Training Camp

How Do High School Rankings Translate to The 33rd Team’s Prospect Board?

How Do High School Rankings Translate

Less than two weeks out from the NFL Draft, it’s interesting to explore how far some of these athletes have come. Some, such as Kayvon Thibodeaux, were highly touted since high school with blue-blood programs vying for their signatures on an intent letter. Others, such as Trevor Penning, went unnoticed by high-level college recruiters and scouts. Nonetheless, both Penning and Thibodeaux figure to hear their names called in the first round.

Below, we take a look at some notable prospects who have cracked The 33rd Team Big Board’s Top 50 and what star rating they earned in high school.

Notable Former Five-Star Recruits:

33rd Team Ranking Player Recruit Level
1 Evan Neal 5
2 Kyle Hamilton 5
3 Kayvon Thibodeaux 5

Notable Former Four-Star Recruits:

33rd Team Ranking Player Recruit Level
4 Aidan Hutchinson 4
10 Drake London 4
12 Jameson Williams 4

Notable Former Three-Star Recruits:

33rd Team Ranking Player Recruit Level
5 Ikem Ekwonu 3
6 Ahmad Gardner 3
16 Tyler Linderbaum 3

Notable Former Two-Star Recruits:

33rd Team Ranking Player HS Rank
8 Devin Lloyd 2
31 Travis Jones 2
———— ———— ————

Notable Former Unranked High School Recruits

33rd Team Ranking Player HS Rank
17 Trevor Penning N/A
30 Zion Johnson N/A
46 Troy Andersen N/A

This is a rather typical year in terms of high school ranking translating to NFL Draft position, with as many five-star recruits in the first round according to the 33rd Team’s Prospect Board as last year’s (eight). Notably, five of the top nine prospects on our board are former five-star recruits (Evan Neal, Kayvon Thibodeaux, Kyle Hamilton, Garrett Wilson, and Charles Cross).

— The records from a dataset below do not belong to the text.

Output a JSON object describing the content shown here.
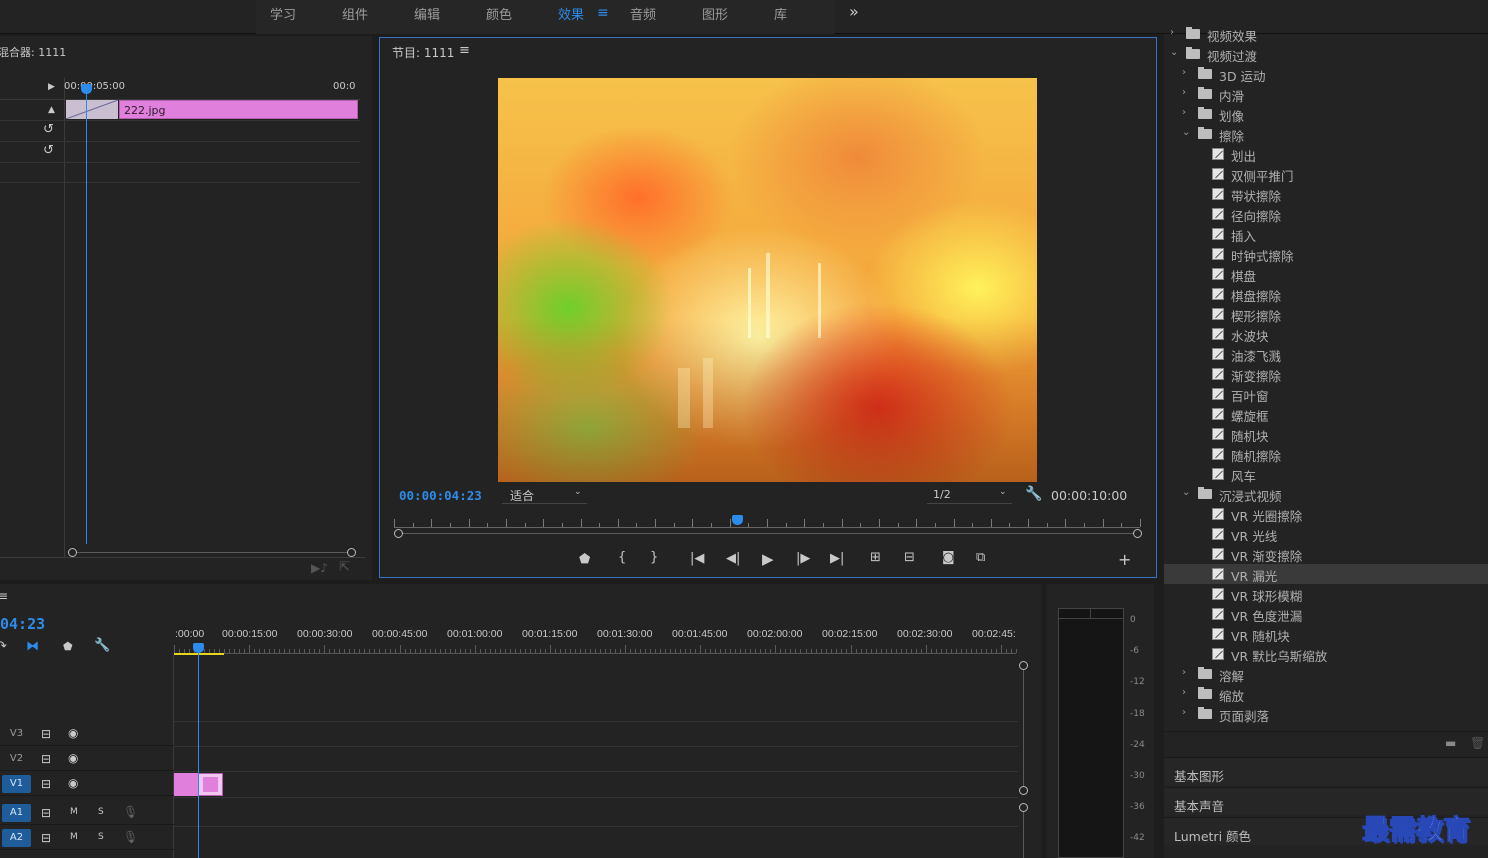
{
  "workspaces": {
    "items": [
      "学习",
      "组件",
      "编辑",
      "颜色",
      "效果",
      "音频",
      "图形",
      "库"
    ],
    "active": "效果",
    "overflow": "»"
  },
  "effect_controls": {
    "title": "混合器: 1111",
    "ruler_start": "00:00:05:00",
    "ruler_end": "00:0",
    "clip_label": "222.jpg"
  },
  "program": {
    "title": "节目: 1111",
    "timecode": "00:00:04:23",
    "zoom": "适合",
    "resolution": "1/2",
    "duration": "00:00:10:00",
    "playhead_fraction": 0.46
  },
  "timeline": {
    "timecode": "04:23",
    "ruler": [
      ":00:00",
      "00:00:15:00",
      "00:00:30:00",
      "00:00:45:00",
      "00:01:00:00",
      "00:01:15:00",
      "00:01:30:00",
      "00:01:45:00",
      "00:02:00:00",
      "00:02:15:00",
      "00:02:30:00",
      "00:02:45:"
    ],
    "tracks": [
      {
        "name": "V3",
        "type": "video"
      },
      {
        "name": "V2",
        "type": "video"
      },
      {
        "name": "V1",
        "type": "video",
        "targeted": true
      },
      {
        "name": "A1",
        "type": "audio",
        "targeted": true
      },
      {
        "name": "A2",
        "type": "audio",
        "targeted": true
      }
    ],
    "mute": "M",
    "solo": "S"
  },
  "meter": {
    "scale": [
      "0",
      "-6",
      "-12",
      "-18",
      "-24",
      "-30",
      "-36",
      "-42"
    ]
  },
  "effects_panel": {
    "tree": [
      {
        "label": "视频效果",
        "kind": "folder",
        "level": 0,
        "open": false
      },
      {
        "label": "视频过渡",
        "kind": "folder",
        "level": 0,
        "open": true
      },
      {
        "label": "3D 运动",
        "kind": "folder",
        "level": 1,
        "open": false
      },
      {
        "label": "内滑",
        "kind": "folder",
        "level": 1,
        "open": false
      },
      {
        "label": "划像",
        "kind": "folder",
        "level": 1,
        "open": false
      },
      {
        "label": "擦除",
        "kind": "folder",
        "level": 1,
        "open": true
      },
      {
        "label": "划出",
        "kind": "item",
        "level": 2
      },
      {
        "label": "双侧平推门",
        "kind": "item",
        "level": 2
      },
      {
        "label": "带状擦除",
        "kind": "item",
        "level": 2
      },
      {
        "label": "径向擦除",
        "kind": "item",
        "level": 2
      },
      {
        "label": "插入",
        "kind": "item",
        "level": 2
      },
      {
        "label": "时钟式擦除",
        "kind": "item",
        "level": 2
      },
      {
        "label": "棋盘",
        "kind": "item",
        "level": 2
      },
      {
        "label": "棋盘擦除",
        "kind": "item",
        "level": 2
      },
      {
        "label": "楔形擦除",
        "kind": "item",
        "level": 2
      },
      {
        "label": "水波块",
        "kind": "item",
        "level": 2
      },
      {
        "label": "油漆飞溅",
        "kind": "item",
        "level": 2
      },
      {
        "label": "渐变擦除",
        "kind": "item",
        "level": 2
      },
      {
        "label": "百叶窗",
        "kind": "item",
        "level": 2
      },
      {
        "label": "螺旋框",
        "kind": "item",
        "level": 2
      },
      {
        "label": "随机块",
        "kind": "item",
        "level": 2
      },
      {
        "label": "随机擦除",
        "kind": "item",
        "level": 2
      },
      {
        "label": "风车",
        "kind": "item",
        "level": 2
      },
      {
        "label": "沉浸式视频",
        "kind": "folder",
        "level": 1,
        "open": true
      },
      {
        "label": "VR 光圈擦除",
        "kind": "item",
        "level": 2
      },
      {
        "label": "VR 光线",
        "kind": "item",
        "level": 2
      },
      {
        "label": "VR 渐变擦除",
        "kind": "item",
        "level": 2
      },
      {
        "label": "VR 漏光",
        "kind": "item",
        "level": 2,
        "selected": true
      },
      {
        "label": "VR 球形模糊",
        "kind": "item",
        "level": 2
      },
      {
        "label": "VR 色度泄漏",
        "kind": "item",
        "level": 2
      },
      {
        "label": "VR 随机块",
        "kind": "item",
        "level": 2
      },
      {
        "label": "VR 默比乌斯缩放",
        "kind": "item",
        "level": 2
      },
      {
        "label": "溶解",
        "kind": "folder",
        "level": 1,
        "open": false
      },
      {
        "label": "缩放",
        "kind": "folder",
        "level": 1,
        "open": false
      },
      {
        "label": "页面剥落",
        "kind": "folder",
        "level": 1,
        "open": false
      }
    ],
    "sections": [
      "基本图形",
      "基本声音",
      "Lumetri 颜色"
    ]
  },
  "watermark": "最需教育",
  "colors": {
    "accent": "#2d8ceb",
    "clip": "#e080dc",
    "panel": "#232323"
  }
}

Last year’s top ten featured Trevor Lawrence, Jaylen Waddle, and Patrick Surtain II. Five stars in the 2020 draft’s top ten included Chase Young, Jeff Okudah, Tua Tagovailoa, and Derrick Brown, while three five stars were taken in the top ten in 2019 (Kyler Murray, Nick Bosa, and Ed Oliver). Only one former five-star was selected in the top ten in 2018 – Josh Rosen.

This year is the first time we could see five former five-star recruits in the top ten in over a decade. There has been a trend since 2011 that has seen teams draft former five-stars more often in the top ten. From 2011-16, the top ten had not boasted more than two former five-stars in a given draft class. In 2017, there were three (Myles Garrett, Solomon Thomas, and Leonard Fournette). The 2017 class also set the record for most five-star recruits selected in the first round with ten.

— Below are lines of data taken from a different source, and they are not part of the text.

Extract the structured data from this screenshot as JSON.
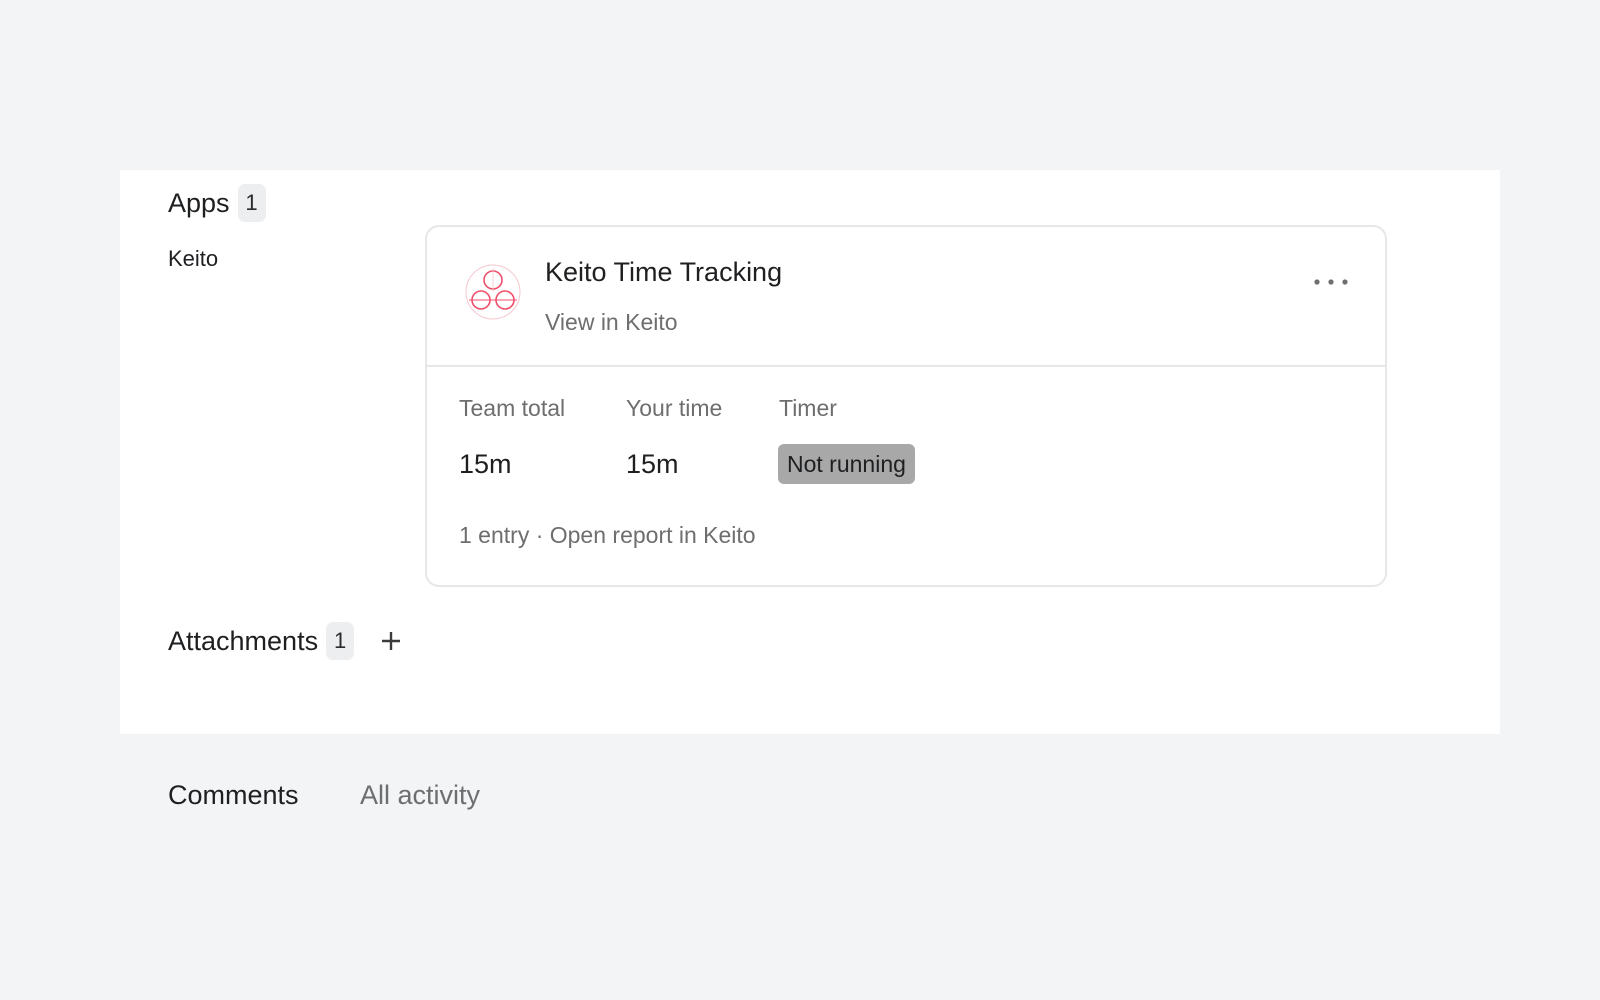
{
  "apps": {
    "title": "Apps",
    "count": "1",
    "app_label": "Keito",
    "card": {
      "title": "Keito Time Tracking",
      "link": "View in Keito",
      "more_icon": "more-horizontal-icon",
      "logo_icon": "keito-logo-icon",
      "stats": [
        {
          "label": "Team total",
          "value": "15m"
        },
        {
          "label": "Your time",
          "value": "15m"
        },
        {
          "label": "Timer",
          "value": "Not running"
        }
      ],
      "footer": "1 entry · Open report in Keito"
    }
  },
  "attachments": {
    "title": "Attachments",
    "count": "1",
    "add_icon": "plus-icon"
  },
  "tabs": [
    {
      "label": "Comments",
      "active": true
    },
    {
      "label": "All activity",
      "active": false
    }
  ],
  "colors": {
    "logo_accent": "#ef4f6b",
    "status_pill": "#a8a8a8",
    "muted_text": "#6d6e6f",
    "border": "#e6e7e9"
  }
}
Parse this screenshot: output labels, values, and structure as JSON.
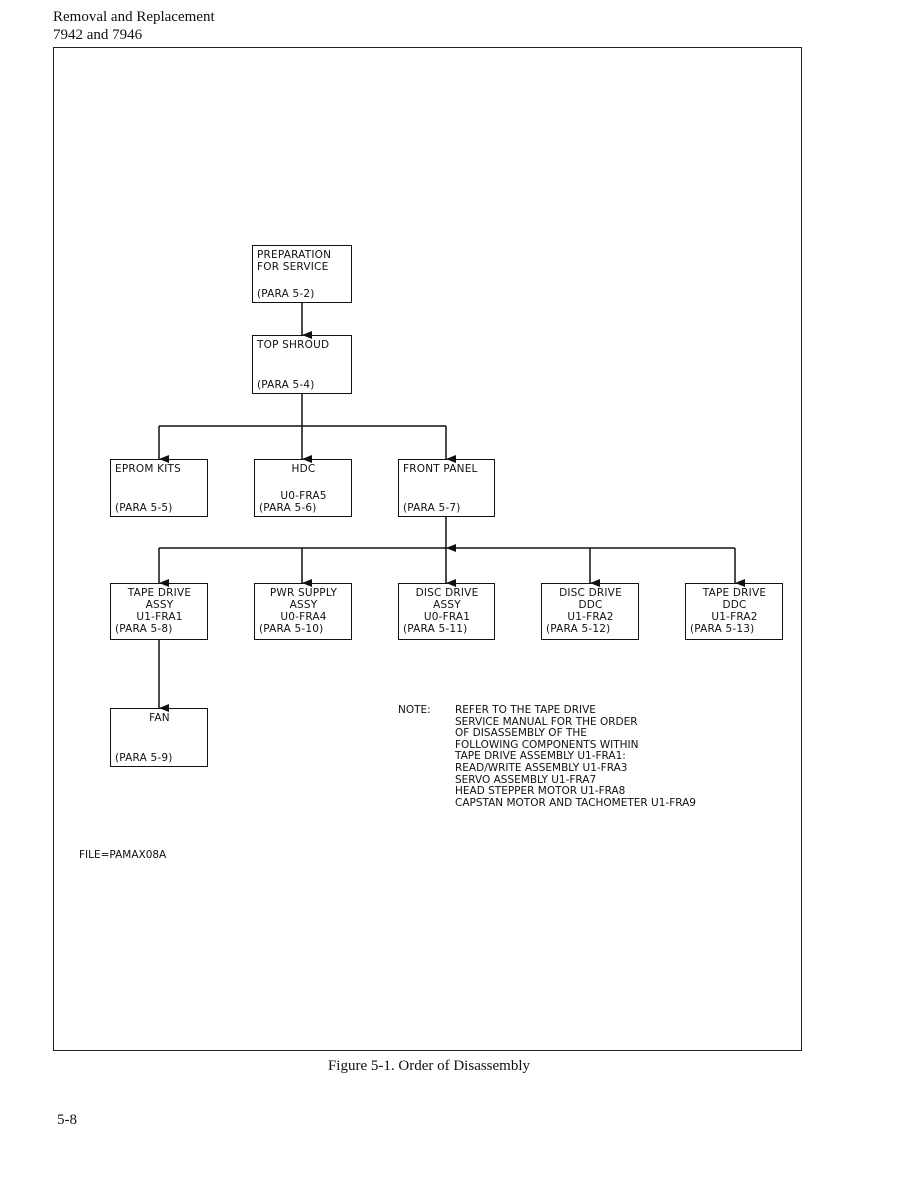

Only one class between 2011 and 2018 topped three former five-stars in the top ten. Now, the 2022 draft class can be the fourth consecutive to reach such a mark. 

Taking a bird’s eye view, there have been between six and ten former-five stars selected in the first round since 2017. If all eight five-stars ranked in the top 32 of the 33rd Team’s prospect board are in fact selected in the first round, it will tie for the second-highest mark since 2017. Still, four-star recruits dominate the top 50 and the top 32, representing 21 and 13 spots, respectively.

There are 13 former three-star recruits in the 33rd Team’s top 50 prospects, two former two-stars, and four former unranked high school recruits. Interestingly, there are twice as many unranked recruits in the top 50 than former two-star recruits. Once rankings get down to that level, though, it is mostly arbitrary and at best murky.

Former four-star and former three-star recruits largely composed the pool of NFL Draftees in general, considering there are usually only 30 or so five-star recruits in a given high school recruiting class, hundreds of four-star recruits, and even more three-star recruits. By way of sheer size, those categories of players are likely to be selected more often

It will be interesting to see how the draft actually shakes out, though. The NFL Draft is the great equalizer when it comes to college players looking to prove their high school doubters wrong. The Draft provides a stage for someone like Carson Wentz, an unranked recruit, to become the second overall draft selection over several former “blue-chip” high school prospects. 

This year has the potential to be an atypical class in the sense that former-five stars could be drafted early and often before making way for the modestly ranked high school players. It is one of the most exciting times of the year for football fans, and it marks the culmination of these young players’ journey through high school and college ball. No matter which path they took, very differently situated people who seemed to be in entirely different leagues coming out of high school can now be joined. It is only then that we can know who was wrong and who was right.

Scroll to the Top